Central sources for study of modernist ideas are the papal
documents translated in Paul Sabatier's Modernism (New
York, 1908); the works of Alfred Loisy, most notably
L'Évangile et l'église (Paris, 1903; Eng. trans. New York,
1912), Autour d'un petit livre (Paris, 1903), Mémoires pour
serv̄ir à l'histoire religieuse de notre temps,
3 vols. (Paris,
1930-31); Maurice Blondel, L'Action (Paris, 1893), idem, The
Letter on Apologetics and History and Dogma
(London,
1964), idem (with Laberthonnière), Correspondance philo-
sophique
(Paris, 1961); L. Laberthonnière, Essais de philo-
sophie religieuse
(Paris, 1903); Édouard Le Roy, Dogme et
critique
(Paris, 1907; partial Eng. trans.
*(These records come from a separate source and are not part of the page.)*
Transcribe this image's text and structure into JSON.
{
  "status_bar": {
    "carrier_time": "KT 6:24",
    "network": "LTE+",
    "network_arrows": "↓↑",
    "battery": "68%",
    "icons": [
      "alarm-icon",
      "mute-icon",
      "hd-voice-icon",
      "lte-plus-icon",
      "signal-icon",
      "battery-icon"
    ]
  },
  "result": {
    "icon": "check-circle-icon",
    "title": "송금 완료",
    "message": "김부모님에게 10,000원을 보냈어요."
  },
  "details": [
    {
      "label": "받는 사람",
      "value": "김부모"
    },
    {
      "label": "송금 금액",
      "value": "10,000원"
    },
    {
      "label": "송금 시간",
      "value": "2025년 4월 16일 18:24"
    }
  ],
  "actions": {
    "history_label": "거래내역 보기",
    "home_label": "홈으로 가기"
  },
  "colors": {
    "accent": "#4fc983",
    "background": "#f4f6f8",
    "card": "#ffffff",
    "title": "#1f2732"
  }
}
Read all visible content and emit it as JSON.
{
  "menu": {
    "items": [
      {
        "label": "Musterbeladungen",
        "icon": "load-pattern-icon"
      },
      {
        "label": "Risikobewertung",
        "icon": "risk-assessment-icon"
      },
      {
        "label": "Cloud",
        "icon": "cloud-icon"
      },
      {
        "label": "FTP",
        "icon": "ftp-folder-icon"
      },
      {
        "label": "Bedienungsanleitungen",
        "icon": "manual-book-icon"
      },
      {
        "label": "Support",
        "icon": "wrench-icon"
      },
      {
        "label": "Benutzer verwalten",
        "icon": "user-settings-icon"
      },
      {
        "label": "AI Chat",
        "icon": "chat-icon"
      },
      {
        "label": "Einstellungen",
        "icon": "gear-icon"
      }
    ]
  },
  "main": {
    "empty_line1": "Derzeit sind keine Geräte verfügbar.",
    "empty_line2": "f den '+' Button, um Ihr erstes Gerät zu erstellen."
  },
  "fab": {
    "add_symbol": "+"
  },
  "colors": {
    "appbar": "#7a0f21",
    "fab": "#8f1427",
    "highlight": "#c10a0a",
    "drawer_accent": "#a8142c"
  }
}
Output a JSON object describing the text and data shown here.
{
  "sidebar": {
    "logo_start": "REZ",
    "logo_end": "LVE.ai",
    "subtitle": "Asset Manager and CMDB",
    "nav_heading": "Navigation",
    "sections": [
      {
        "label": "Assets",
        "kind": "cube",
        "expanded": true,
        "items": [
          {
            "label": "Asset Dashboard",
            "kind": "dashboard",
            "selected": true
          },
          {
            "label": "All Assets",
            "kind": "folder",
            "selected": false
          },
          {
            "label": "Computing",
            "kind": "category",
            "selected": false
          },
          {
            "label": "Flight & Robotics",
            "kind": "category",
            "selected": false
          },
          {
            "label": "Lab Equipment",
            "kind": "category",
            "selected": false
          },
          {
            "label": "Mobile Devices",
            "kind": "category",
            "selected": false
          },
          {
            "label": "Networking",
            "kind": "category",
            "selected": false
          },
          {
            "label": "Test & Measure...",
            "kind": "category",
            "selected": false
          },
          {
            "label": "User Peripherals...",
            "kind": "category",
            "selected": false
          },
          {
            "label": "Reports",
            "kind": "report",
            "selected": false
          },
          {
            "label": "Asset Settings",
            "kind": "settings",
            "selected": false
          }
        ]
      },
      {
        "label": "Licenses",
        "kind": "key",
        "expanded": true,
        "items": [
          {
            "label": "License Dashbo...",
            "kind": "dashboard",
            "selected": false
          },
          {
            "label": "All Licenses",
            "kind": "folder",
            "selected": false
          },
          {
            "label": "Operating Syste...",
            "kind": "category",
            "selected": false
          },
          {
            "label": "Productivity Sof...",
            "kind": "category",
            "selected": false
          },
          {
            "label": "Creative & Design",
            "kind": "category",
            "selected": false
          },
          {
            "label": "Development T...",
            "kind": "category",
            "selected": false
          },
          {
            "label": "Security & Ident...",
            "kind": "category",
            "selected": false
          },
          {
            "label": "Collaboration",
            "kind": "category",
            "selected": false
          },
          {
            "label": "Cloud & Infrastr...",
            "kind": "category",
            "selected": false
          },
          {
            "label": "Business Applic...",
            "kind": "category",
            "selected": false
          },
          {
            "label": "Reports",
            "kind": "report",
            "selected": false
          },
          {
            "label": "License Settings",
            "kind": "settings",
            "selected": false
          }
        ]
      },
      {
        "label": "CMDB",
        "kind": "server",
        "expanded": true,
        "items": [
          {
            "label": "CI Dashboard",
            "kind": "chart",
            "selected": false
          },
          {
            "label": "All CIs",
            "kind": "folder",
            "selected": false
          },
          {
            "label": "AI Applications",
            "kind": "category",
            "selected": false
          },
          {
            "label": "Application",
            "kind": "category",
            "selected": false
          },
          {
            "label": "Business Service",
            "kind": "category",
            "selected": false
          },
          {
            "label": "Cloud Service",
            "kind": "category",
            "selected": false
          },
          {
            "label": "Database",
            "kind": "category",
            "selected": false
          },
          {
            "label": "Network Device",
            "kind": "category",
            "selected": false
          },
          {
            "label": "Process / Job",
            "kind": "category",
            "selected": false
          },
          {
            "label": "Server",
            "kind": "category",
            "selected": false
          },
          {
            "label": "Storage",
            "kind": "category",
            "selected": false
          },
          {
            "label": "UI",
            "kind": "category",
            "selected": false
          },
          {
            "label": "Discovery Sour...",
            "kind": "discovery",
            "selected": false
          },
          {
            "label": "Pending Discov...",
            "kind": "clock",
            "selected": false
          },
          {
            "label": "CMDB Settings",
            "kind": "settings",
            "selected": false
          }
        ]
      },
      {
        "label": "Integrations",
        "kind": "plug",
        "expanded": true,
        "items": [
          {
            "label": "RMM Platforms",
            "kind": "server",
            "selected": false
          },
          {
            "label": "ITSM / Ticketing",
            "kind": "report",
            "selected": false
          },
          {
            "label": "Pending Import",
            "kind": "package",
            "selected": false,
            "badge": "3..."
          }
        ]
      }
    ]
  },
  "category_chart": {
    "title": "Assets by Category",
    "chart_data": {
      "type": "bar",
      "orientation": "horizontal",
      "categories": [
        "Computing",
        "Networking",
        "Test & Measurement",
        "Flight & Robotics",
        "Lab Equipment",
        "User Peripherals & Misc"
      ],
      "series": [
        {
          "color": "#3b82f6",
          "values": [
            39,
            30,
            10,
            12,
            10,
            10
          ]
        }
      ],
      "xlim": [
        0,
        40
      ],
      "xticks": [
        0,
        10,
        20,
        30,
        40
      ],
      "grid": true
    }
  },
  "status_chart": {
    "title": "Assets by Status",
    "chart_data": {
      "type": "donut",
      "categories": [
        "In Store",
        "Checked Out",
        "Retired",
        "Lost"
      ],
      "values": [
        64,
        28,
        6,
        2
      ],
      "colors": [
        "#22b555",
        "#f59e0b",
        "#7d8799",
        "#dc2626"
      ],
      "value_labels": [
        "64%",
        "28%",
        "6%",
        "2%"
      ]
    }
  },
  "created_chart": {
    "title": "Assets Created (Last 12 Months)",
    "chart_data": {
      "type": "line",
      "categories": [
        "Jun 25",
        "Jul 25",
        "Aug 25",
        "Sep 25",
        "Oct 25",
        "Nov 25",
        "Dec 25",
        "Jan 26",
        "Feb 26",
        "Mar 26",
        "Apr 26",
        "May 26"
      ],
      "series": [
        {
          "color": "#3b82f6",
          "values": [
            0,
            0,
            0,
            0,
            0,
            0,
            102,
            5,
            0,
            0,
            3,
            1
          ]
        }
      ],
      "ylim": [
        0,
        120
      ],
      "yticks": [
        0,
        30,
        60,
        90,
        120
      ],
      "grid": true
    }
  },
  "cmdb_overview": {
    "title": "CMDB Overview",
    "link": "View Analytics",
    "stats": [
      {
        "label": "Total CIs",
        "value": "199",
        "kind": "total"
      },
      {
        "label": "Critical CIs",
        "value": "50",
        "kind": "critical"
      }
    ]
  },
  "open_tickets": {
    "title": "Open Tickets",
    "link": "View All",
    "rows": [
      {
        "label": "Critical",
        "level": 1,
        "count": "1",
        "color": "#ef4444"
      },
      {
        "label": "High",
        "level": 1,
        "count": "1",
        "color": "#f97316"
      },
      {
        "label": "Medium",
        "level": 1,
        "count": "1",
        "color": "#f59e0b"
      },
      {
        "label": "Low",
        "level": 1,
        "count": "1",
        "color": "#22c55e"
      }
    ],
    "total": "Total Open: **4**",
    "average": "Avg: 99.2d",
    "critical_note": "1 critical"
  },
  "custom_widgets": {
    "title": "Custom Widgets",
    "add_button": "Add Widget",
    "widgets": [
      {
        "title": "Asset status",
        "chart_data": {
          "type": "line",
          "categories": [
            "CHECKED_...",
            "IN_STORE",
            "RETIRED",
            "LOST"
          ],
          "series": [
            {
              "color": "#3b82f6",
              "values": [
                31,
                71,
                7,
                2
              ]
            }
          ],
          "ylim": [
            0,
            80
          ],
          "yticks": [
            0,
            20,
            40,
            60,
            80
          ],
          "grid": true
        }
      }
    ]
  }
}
New York, 1918);
René Marlé, ed., Au coeur de la crise moderniste (Paris,
1960), a collection of letters by Blondel, Loisy, von Hügel,
and others; Baron Friedrich von Hügel, Selected Letters,
1896-1924
(London, 1928); George Tyrrell, Through Scylla
and Charybdis
(1907), idem, Christianity at the Crossroads
(London, 1908; New York, 1966), and George Tyrrell and
Maud Petre, Autobiography and Life of George Tyrrell, 2
vols. (London, 1912).

Histories of the movement and the crisis which them-
selves form part of the explosion of ideas include Jean
Rivière's article on modernism in the Dictionnaire de
théologie catholique,
Vol. X, Part 2, cols. 2010-47, his book,
Le Modernisme dans l'église (Paris, 1929), the article on
modernism in the Dictionnaire apologétique de la foi
catholique,
III, col. 592-637, and the classic pro-modernist
accounts of Albert Houtin, Histoire du modernisme
catholique
(Paris, 1913) and Maud Petre, Modernism, Its
Failures and Its Fruits
(London, 1918).

JOHN RATTÉ

[See also Agnosticism; Church as Institution; God; Myth
in Biblical Times; Reformation.]